The answer must be the full data, restated word for word, with no pictures in it.

BEGIN Entries shown

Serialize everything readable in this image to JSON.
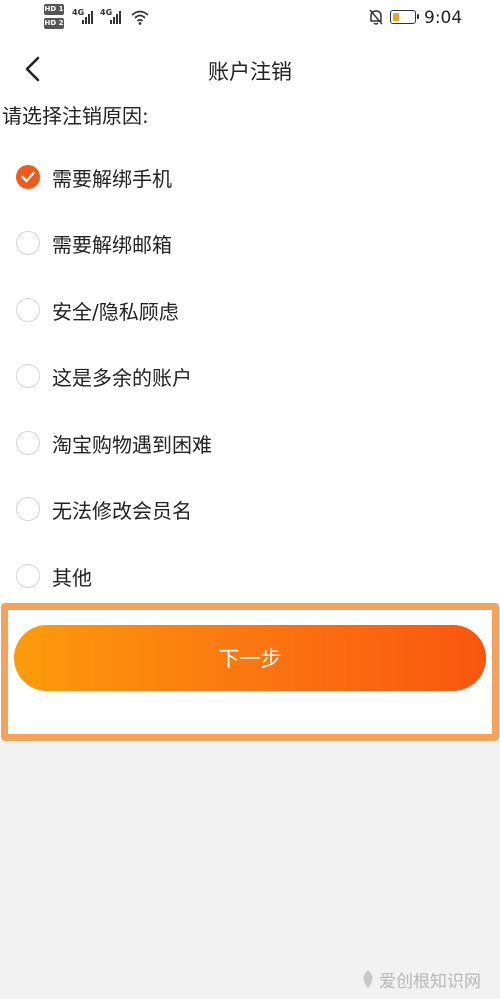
{
  "status_bar": {
    "hd_badges": [
      "HD 1",
      "HD 2"
    ],
    "network_labels": [
      "4G",
      "4G"
    ],
    "battery_level": 0.3,
    "time": "9:04"
  },
  "header": {
    "title": "账户注销",
    "back_icon": "chevron-left-icon"
  },
  "prompt": "请选择注销原因:",
  "reasons": [
    {
      "label": "需要解绑手机",
      "checked": true
    },
    {
      "label": "需要解绑邮箱",
      "checked": false
    },
    {
      "label": "安全/隐私顾虑",
      "checked": false
    },
    {
      "label": "这是多余的账户",
      "checked": false
    },
    {
      "label": "淘宝购物遇到困难",
      "checked": false
    },
    {
      "label": "无法修改会员名",
      "checked": false
    },
    {
      "label": "其他",
      "checked": false
    }
  ],
  "next_button": {
    "label": "下一步"
  },
  "watermark": {
    "text": "爱创根知识网"
  },
  "colors": {
    "accent": "#f05a1a",
    "button_gradient_start": "#fd9b0a",
    "button_gradient_end": "#f9560f",
    "highlight_border": "#f7a25a",
    "background": "#f2f2f2"
  }
}
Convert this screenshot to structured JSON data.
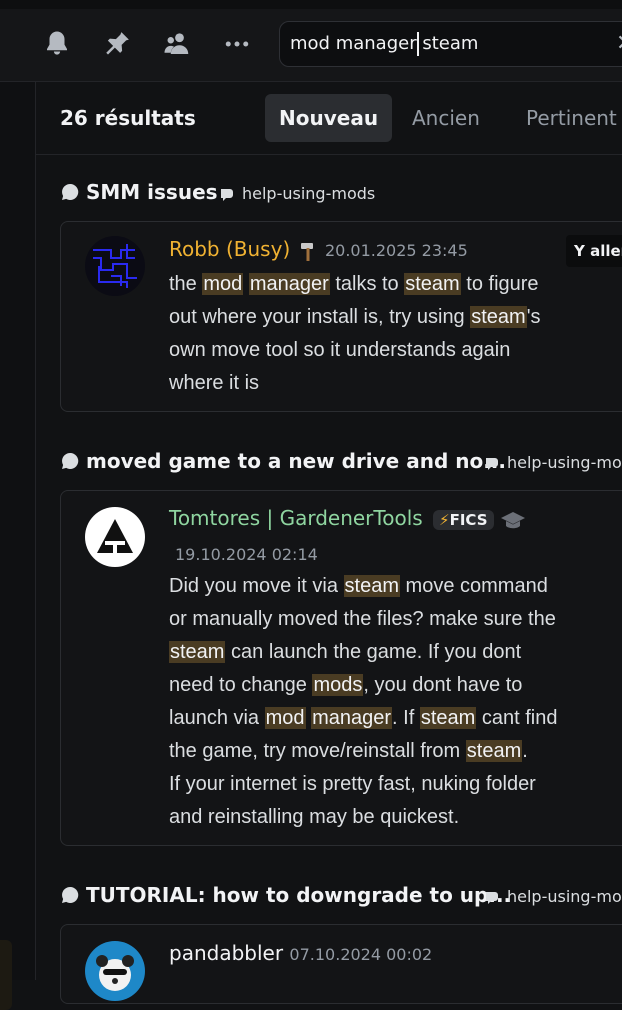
{
  "toolbar": {
    "icons": [
      "bell-icon",
      "pin-icon",
      "members-icon",
      "more-icon"
    ],
    "search_value": "mod manager steam"
  },
  "results": {
    "count_label": "26 résultats",
    "tabs": [
      {
        "label": "Nouveau",
        "active": true
      },
      {
        "label": "Ancien",
        "active": false
      },
      {
        "label": "Pertinent",
        "active": false
      }
    ],
    "items": [
      {
        "thread": "SMM issues",
        "channel": "help-using-mods",
        "author": "Robb (Busy)",
        "author_color": "#f0b232",
        "author_icon": "hammer-icon",
        "timestamp": "20.01.2025 23:45",
        "jump_label": "Y aller",
        "lines": [
          [
            "the ",
            {
              "hl": "mod"
            },
            " ",
            {
              "hl": "manager"
            },
            " talks to ",
            {
              "hl": "steam"
            },
            " to figure"
          ],
          [
            "out where your install is, try using ",
            {
              "hl": "steam"
            },
            "'s"
          ],
          [
            "own move tool so it understands again"
          ],
          [
            "where it is"
          ]
        ]
      },
      {
        "thread": "moved game to a new drive and no...",
        "channel": "help-using-mods",
        "author": "Tomtores | GardenerTools",
        "author_color": "#8fd5a0",
        "tag": "FICS",
        "tag_icon": "lightning-icon",
        "author_icon": "graduation-cap-icon",
        "timestamp": "19.10.2024 02:14",
        "lines": [
          [
            "Did you move it via ",
            {
              "hl": "steam"
            },
            " move command"
          ],
          [
            "or manually moved the files? make sure the"
          ],
          [
            {
              "hl": "steam"
            },
            " can launch the game. If you dont"
          ],
          [
            "need to change ",
            {
              "hl": "mods"
            },
            ", you dont have to"
          ],
          [
            "launch via ",
            {
              "hl": "mod"
            },
            " ",
            {
              "hl": "manager"
            },
            ". If ",
            {
              "hl": "steam"
            },
            " cant find"
          ],
          [
            "the game, try move/reinstall from ",
            {
              "hl": "steam"
            },
            "."
          ],
          [
            "If your internet is pretty fast, nuking folder"
          ],
          [
            "and reinstalling may be quickest."
          ]
        ]
      },
      {
        "thread": "TUTORIAL: how to downgrade to up...",
        "channel": "help-using-mods",
        "author": "pandabbler",
        "author_color": "#f2f3f5",
        "timestamp": "07.10.2024 00:02"
      }
    ]
  },
  "colors": {
    "highlight_bg": "#4a3c23",
    "bg": "#111214"
  }
}
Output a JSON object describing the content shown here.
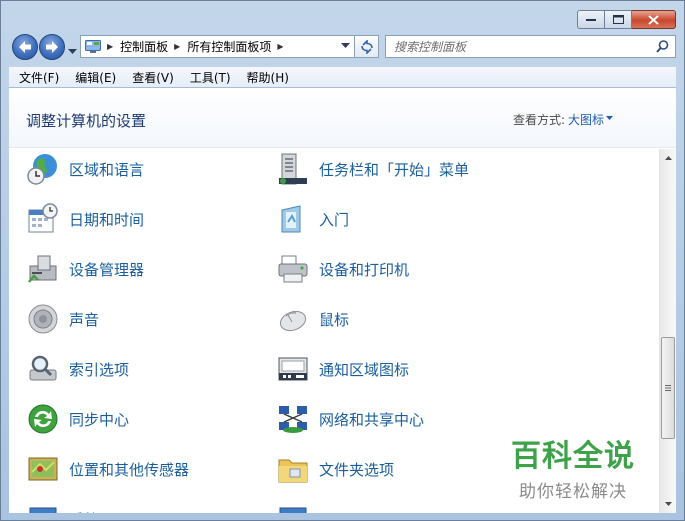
{
  "address": {
    "crumbs": [
      "控制面板",
      "所有控制面板项"
    ]
  },
  "search": {
    "placeholder": "搜索控制面板"
  },
  "menu": [
    "文件(F)",
    "编辑(E)",
    "查看(V)",
    "工具(T)",
    "帮助(H)"
  ],
  "header": {
    "title": "调整计算机的设置",
    "view_label": "查看方式:",
    "view_value": "大图标"
  },
  "items": {
    "left": [
      "区域和语言",
      "日期和时间",
      "设备管理器",
      "声音",
      "索引选项",
      "同步中心",
      "位置和其他传感器",
      "系统"
    ],
    "right": [
      "任务栏和「开始」菜单",
      "入门",
      "设备和打印机",
      "鼠标",
      "通知区域图标",
      "网络和共享中心",
      "文件夹选项",
      "显示"
    ]
  },
  "watermark": {
    "title": "百科全说",
    "subtitle": "助你轻松解决"
  },
  "colors": {
    "link": "#1a5e9c",
    "title": "#1e3a6e",
    "accent": "#3ea24b"
  }
}
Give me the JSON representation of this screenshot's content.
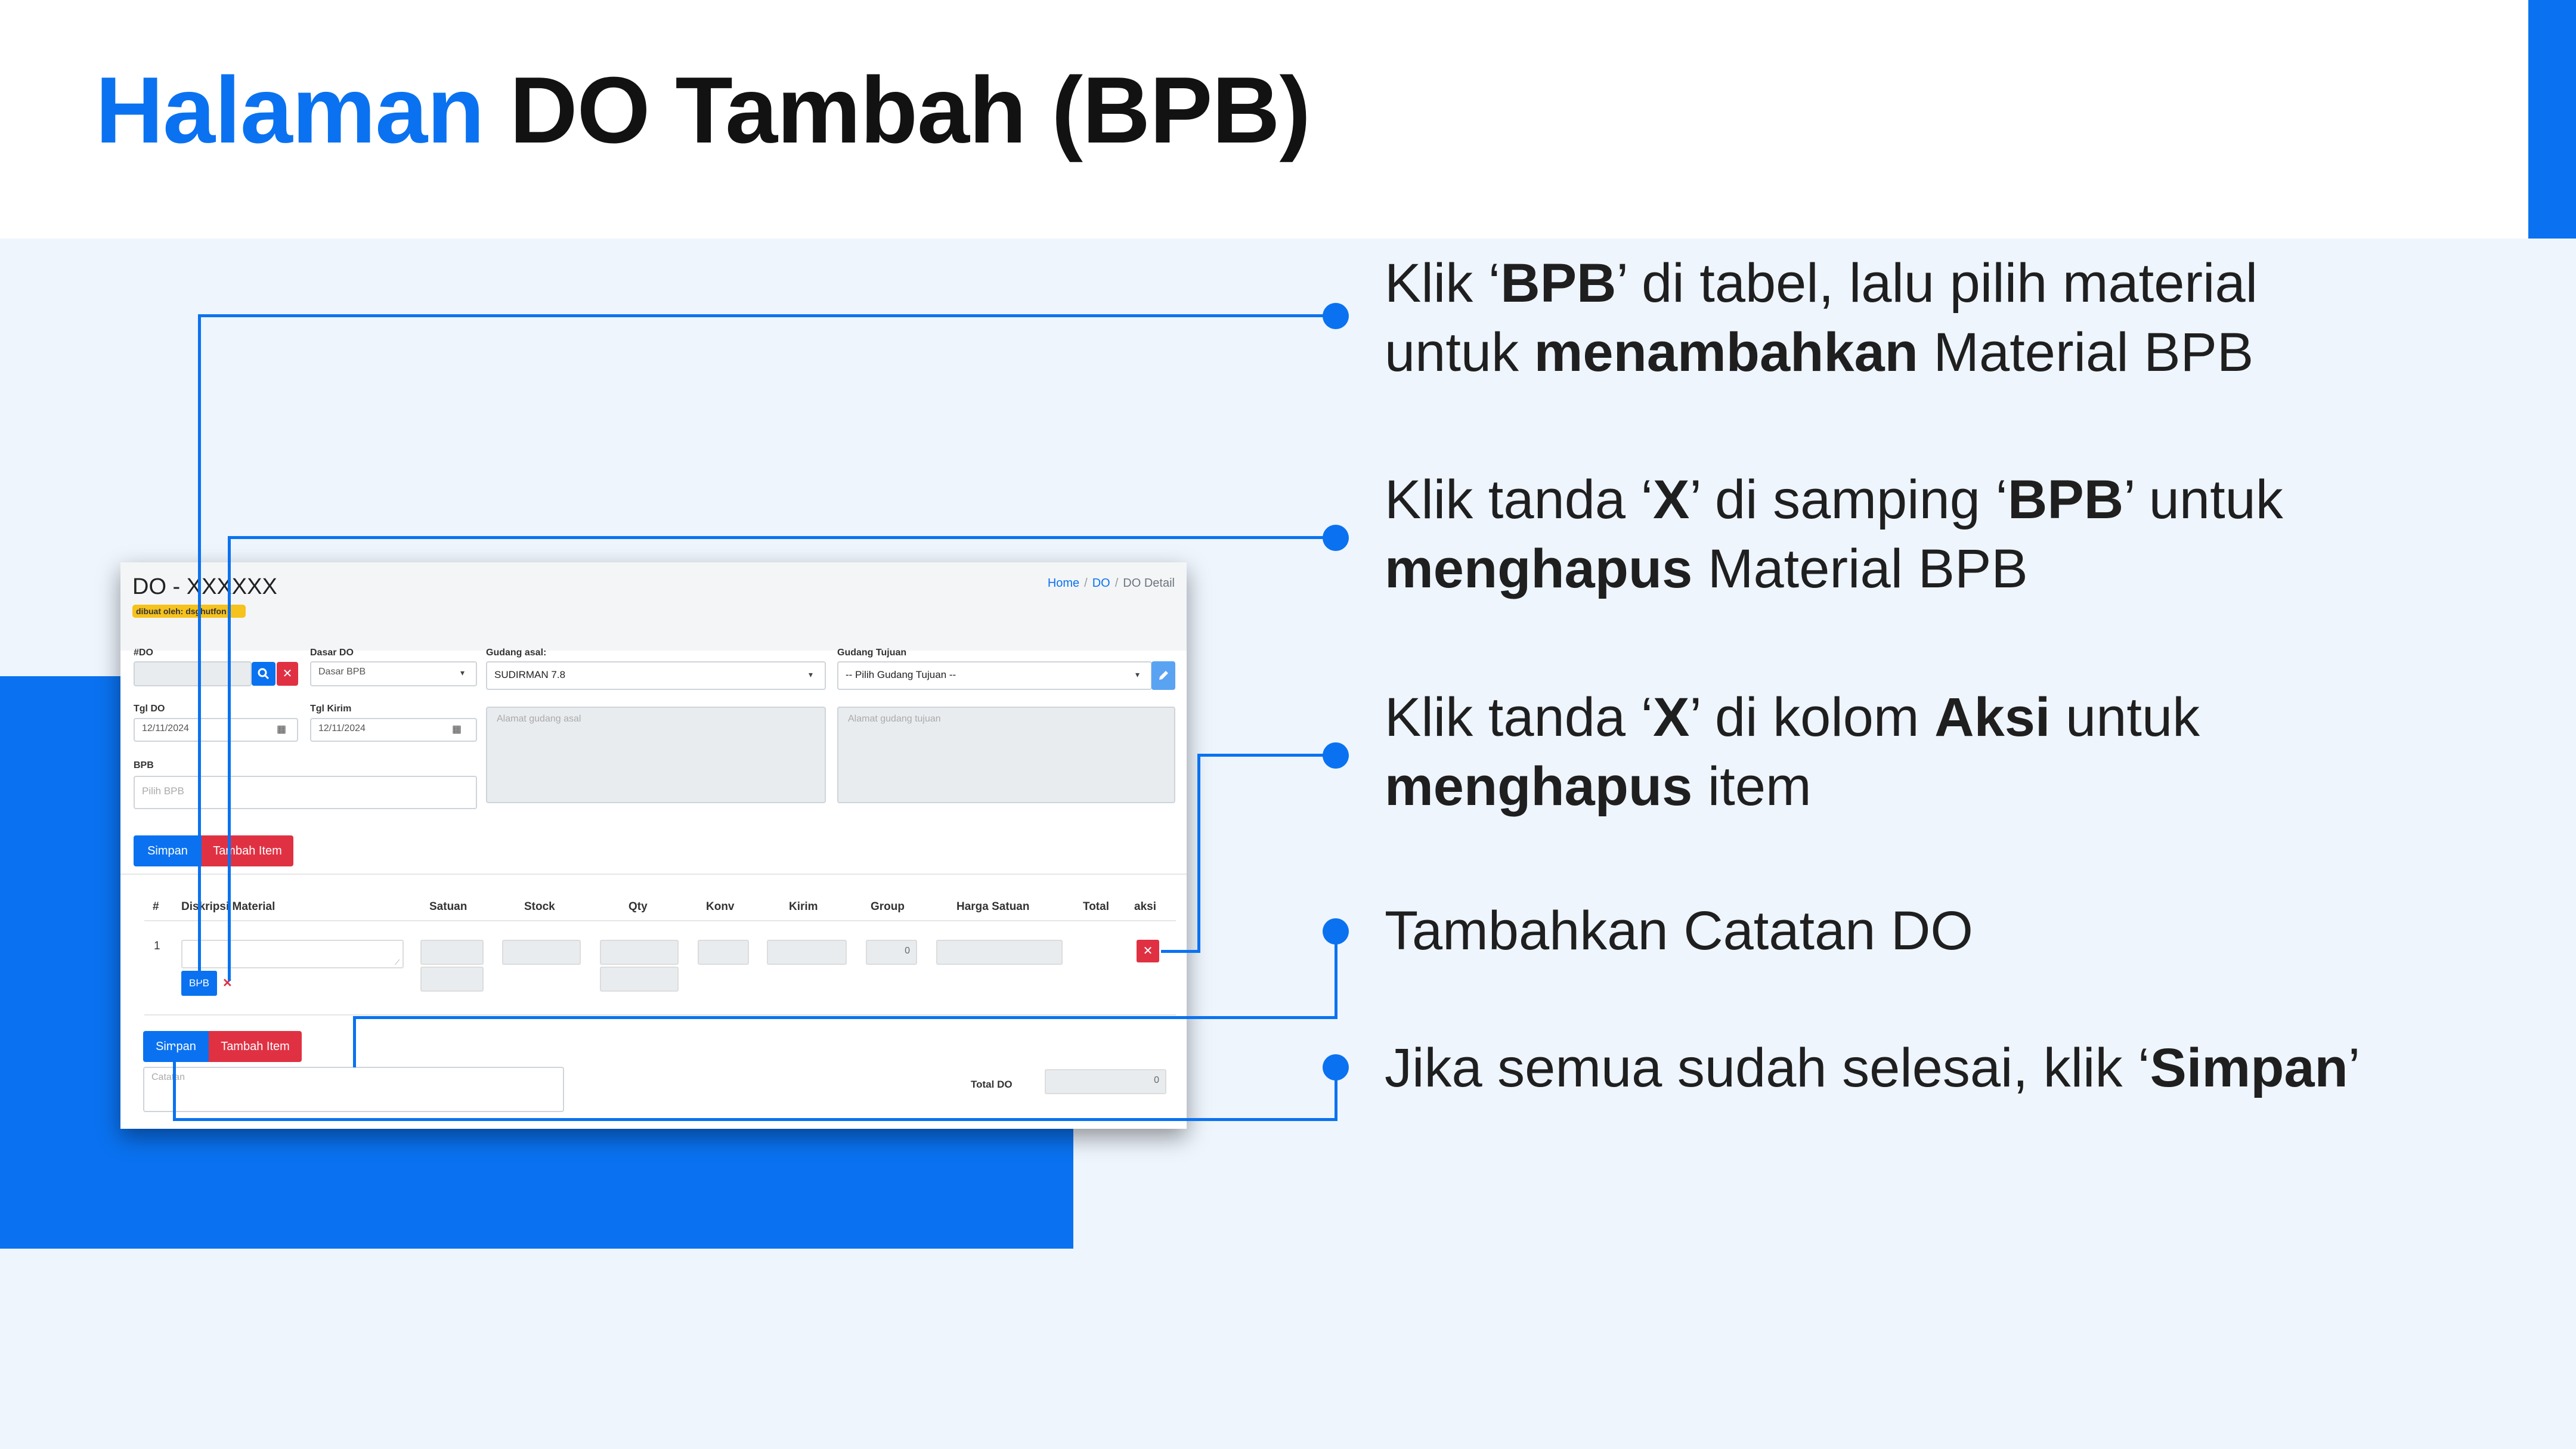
{
  "slide": {
    "title_accent": "Halaman",
    "title_rest": "DO Tambah (BPB)"
  },
  "colors": {
    "accent": "#0a72f0",
    "danger": "#e03143",
    "badge": "#f6c21c",
    "panel_bg": "#eef5fd"
  },
  "app": {
    "do_title": "DO - XXXXXX",
    "created_badge": "dibuat oleh: dsghutfon",
    "breadcrumb": {
      "home": "Home",
      "sep1": "/",
      "do": "DO",
      "sep2": "/",
      "current": "DO Detail"
    },
    "form": {
      "do_no_label": "#DO",
      "do_no_value": "",
      "search_icon": "search-icon",
      "clear_icon": "close-icon",
      "dasar_label": "Dasar DO",
      "dasar_value": "Dasar BPB",
      "gudang_asal_label": "Gudang asal:",
      "gudang_asal_value": "SUDIRMAN 7.8",
      "gudang_tujuan_label": "Gudang Tujuan",
      "gudang_tujuan_value": "-- Pilih Gudang Tujuan --",
      "edit_icon": "pencil-icon",
      "tgl_do_label": "Tgl DO",
      "tgl_do_value": "12/11/2024",
      "tgl_kirim_label": "Tgl Kirim",
      "tgl_kirim_value": "12/11/2024",
      "alamat_asal_placeholder": "Alamat gudang asal",
      "alamat_tujuan_placeholder": "Alamat gudang tujuan",
      "bpb_label": "BPB",
      "bpb_placeholder": "Pilih BPB"
    },
    "buttons": {
      "simpan": "Simpan",
      "tambah_item": "Tambah Item"
    },
    "table": {
      "headers": [
        "#",
        "Diskripsi Material",
        "Satuan",
        "Stock",
        "Qty",
        "Konv",
        "Kirim",
        "Group",
        "Harga Satuan",
        "Total",
        "aksi"
      ],
      "row": {
        "num": "1",
        "group_value": "0",
        "bpb_tag": "BPB",
        "remove_mark": "✕",
        "aksi_mark": "✕"
      }
    },
    "footer": {
      "catatan_placeholder": "Catatan",
      "total_label": "Total DO",
      "total_value": "0"
    }
  },
  "callouts": {
    "c1": {
      "l1_a": "Klik ‘",
      "l1_b": "BPB",
      "l1_c": "’ di tabel, lalu pilih material",
      "l2_a": "untuk ",
      "l2_b": "menambahkan",
      "l2_c": " Material BPB"
    },
    "c2": {
      "l1_a": "Klik tanda ‘",
      "l1_b": "X",
      "l1_c": "’ di samping ‘",
      "l1_d": "BPB",
      "l1_e": "’ untuk",
      "l2_a": "menghapus",
      "l2_b": " Material BPB"
    },
    "c3": {
      "l1_a": "Klik tanda ‘",
      "l1_b": "X",
      "l1_c": "’ di kolom ",
      "l1_d": "Aksi",
      "l1_e": " untuk",
      "l2_a": "menghapus",
      "l2_b": " item"
    },
    "c4": {
      "l1": "Tambahkan Catatan DO"
    },
    "c5": {
      "l1_a": "Jika semua sudah selesai, klik ‘",
      "l1_b": "Simpan",
      "l1_c": "’"
    }
  }
}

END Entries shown

▶ Task response:
Serialize everything readable in this image to JSON.
{
  "status_bar": {
    "hd_badges": [
      "HD 1",
      "HD 2"
    ],
    "network_labels": [
      "4G",
      "4G"
    ],
    "battery_level": 0.3,
    "time": "9:04"
  },
  "header": {
    "title": "账户注销",
    "back_icon": "chevron-left-icon"
  },
  "prompt": "请选择注销原因:",
  "reasons": [
    {
      "label": "需要解绑手机",
      "checked": true
    },
    {
      "label": "需要解绑邮箱",
      "checked": false
    },
    {
      "label": "安全/隐私顾虑",
      "checked": false
    },
    {
      "label": "这是多余的账户",
      "checked": false
    },
    {
      "label": "淘宝购物遇到困难",
      "checked": false
    },
    {
      "label": "无法修改会员名",
      "checked": false
    },
    {
      "label": "其他",
      "checked": false
    }
  ],
  "next_button": {
    "label": "下一步"
  },
  "watermark": {
    "text": "爱创根知识网"
  },
  "colors": {
    "accent": "#f05a1a",
    "button_gradient_start": "#fd9b0a",
    "button_gradient_end": "#f9560f",
    "highlight_border": "#f7a25a",
    "background": "#f2f2f2"
  }
}
Convert this screenshot to structured JSON data.
{
  "toolbar": {
    "icons": [
      "bell-icon",
      "pin-icon",
      "members-icon",
      "more-icon"
    ],
    "search_value": "mod manager steam"
  },
  "results": {
    "count_label": "26 résultats",
    "tabs": [
      {
        "label": "Nouveau",
        "active": true
      },
      {
        "label": "Ancien",
        "active": false
      },
      {
        "label": "Pertinent",
        "active": false
      }
    ],
    "items": [
      {
        "thread": "SMM issues",
        "channel": "help-using-mods",
        "author": "Robb (Busy)",
        "author_color": "#f0b232",
        "author_icon": "hammer-icon",
        "timestamp": "20.01.2025 23:45",
        "jump_label": "Y aller",
        "lines": [
          [
            "the ",
            {
              "hl": "mod"
            },
            " ",
            {
              "hl": "manager"
            },
            " talks to ",
            {
              "hl": "steam"
            },
            " to figure"
          ],
          [
            "out where your install is, try using ",
            {
              "hl": "steam"
            },
            "'s"
          ],
          [
            "own move tool so it understands again"
          ],
          [
            "where it is"
          ]
        ]
      },
      {
        "thread": "moved game to a new drive and no...",
        "channel": "help-using-mods",
        "author": "Tomtores | GardenerTools",
        "author_color": "#8fd5a0",
        "tag": "FICS",
        "tag_icon": "lightning-icon",
        "author_icon": "graduation-cap-icon",
        "timestamp": "19.10.2024 02:14",
        "lines": [
          [
            "Did you move it via ",
            {
              "hl": "steam"
            },
            " move command"
          ],
          [
            "or manually moved the files? make sure the"
          ],
          [
            {
              "hl": "steam"
            },
            " can launch the game. If you dont"
          ],
          [
            "need to change ",
            {
              "hl": "mods"
            },
            ", you dont have to"
          ],
          [
            "launch via ",
            {
              "hl": "mod"
            },
            " ",
            {
              "hl": "manager"
            },
            ". If ",
            {
              "hl": "steam"
            },
            " cant find"
          ],
          [
            "the game, try move/reinstall from ",
            {
              "hl": "steam"
            },
            "."
          ],
          [
            "If your internet is pretty fast, nuking folder"
          ],
          [
            "and reinstalling may be quickest."
          ]
        ]
      },
      {
        "thread": "TUTORIAL: how to downgrade to up...",
        "channel": "help-using-mods",
        "author": "pandabbler",
        "author_color": "#f2f3f5",
        "timestamp": "07.10.2024 00:02"
      }
    ]
  },
  "colors": {
    "highlight_bg": "#4a3c23",
    "bg": "#111214"
  }
}
Output a JSON object describing the content shown here.
{
  "address": {
    "crumbs": [
      "控制面板",
      "所有控制面板项"
    ]
  },
  "search": {
    "placeholder": "搜索控制面板"
  },
  "menu": [
    "文件(F)",
    "编辑(E)",
    "查看(V)",
    "工具(T)",
    "帮助(H)"
  ],
  "header": {
    "title": "调整计算机的设置",
    "view_label": "查看方式:",
    "view_value": "大图标"
  },
  "items": {
    "left": [
      "区域和语言",
      "日期和时间",
      "设备管理器",
      "声音",
      "索引选项",
      "同步中心",
      "位置和其他传感器",
      "系统"
    ],
    "right": [
      "任务栏和「开始」菜单",
      "入门",
      "设备和打印机",
      "鼠标",
      "通知区域图标",
      "网络和共享中心",
      "文件夹选项",
      "显示"
    ]
  },
  "watermark": {
    "title": "百科全说",
    "subtitle": "助你轻松解决"
  },
  "colors": {
    "link": "#1a5e9c",
    "title": "#1e3a6e",
    "accent": "#3ea24b"
  }
}
Give me the JSON representation of this screenshot's content.
{
  "slide": {
    "title_accent": "Halaman",
    "title_rest": "DO Tambah (BPB)"
  },
  "colors": {
    "accent": "#0a72f0",
    "danger": "#e03143",
    "badge": "#f6c21c",
    "panel_bg": "#eef5fd"
  },
  "app": {
    "do_title": "DO - XXXXXX",
    "created_badge": "dibuat oleh: dsghutfon",
    "breadcrumb": {
      "home": "Home",
      "sep1": "/",
      "do": "DO",
      "sep2": "/",
      "current": "DO Detail"
    },
    "form": {
      "do_no_label": "#DO",
      "do_no_value": "",
      "search_icon": "search-icon",
      "clear_icon": "close-icon",
      "dasar_label": "Dasar DO",
      "dasar_value": "Dasar BPB",
      "gudang_asal_label": "Gudang asal:",
      "gudang_asal_value": "SUDIRMAN 7.8",
      "gudang_tujuan_label": "Gudang Tujuan",
      "gudang_tujuan_value": "-- Pilih Gudang Tujuan --",
      "edit_icon": "pencil-icon",
      "tgl_do_label": "Tgl DO",
      "tgl_do_value": "12/11/2024",
      "tgl_kirim_label": "Tgl Kirim",
      "tgl_kirim_value": "12/11/2024",
      "alamat_asal_placeholder": "Alamat gudang asal",
      "alamat_tujuan_placeholder": "Alamat gudang tujuan",
      "bpb_label": "BPB",
      "bpb_placeholder": "Pilih BPB"
    },
    "buttons": {
      "simpan": "Simpan",
      "tambah_item": "Tambah Item"
    },
    "table": {
      "headers": [
        "#",
        "Diskripsi Material",
        "Satuan",
        "Stock",
        "Qty",
        "Konv",
        "Kirim",
        "Group",
        "Harga Satuan",
        "Total",
        "aksi"
      ],
      "row": {
        "num": "1",
        "group_value": "0",
        "bpb_tag": "BPB",
        "remove_mark": "✕",
        "aksi_mark": "✕"
      }
    },
    "footer": {
      "catatan_placeholder": "Catatan",
      "total_label": "Total DO",
      "total_value": "0"
    }
  },
  "callouts": {
    "c1": {
      "l1_a": "Klik ‘",
      "l1_b": "BPB",
      "l1_c": "’ di tabel, lalu pilih material",
      "l2_a": "untuk ",
      "l2_b": "menambahkan",
      "l2_c": " Material BPB"
    },
    "c2": {
      "l1_a": "Klik tanda ‘",
      "l1_b": "X",
      "l1_c": "’ di samping ‘",
      "l1_d": "BPB",
      "l1_e": "’ untuk",
      "l2_a": "menghapus",
      "l2_b": " Material BPB"
    },
    "c3": {
      "l1_a": "Klik tanda ‘",
      "l1_b": "X",
      "l1_c": "’ di kolom ",
      "l1_d": "Aksi",
      "l1_e": " untuk",
      "l2_a": "menghapus",
      "l2_b": " item"
    },
    "c4": {
      "l1": "Tambahkan Catatan DO"
    },
    "c5": {
      "l1_a": "Jika semua sudah selesai, klik ‘",
      "l1_b": "Simpan",
      "l1_c": "’"
    }
  }
}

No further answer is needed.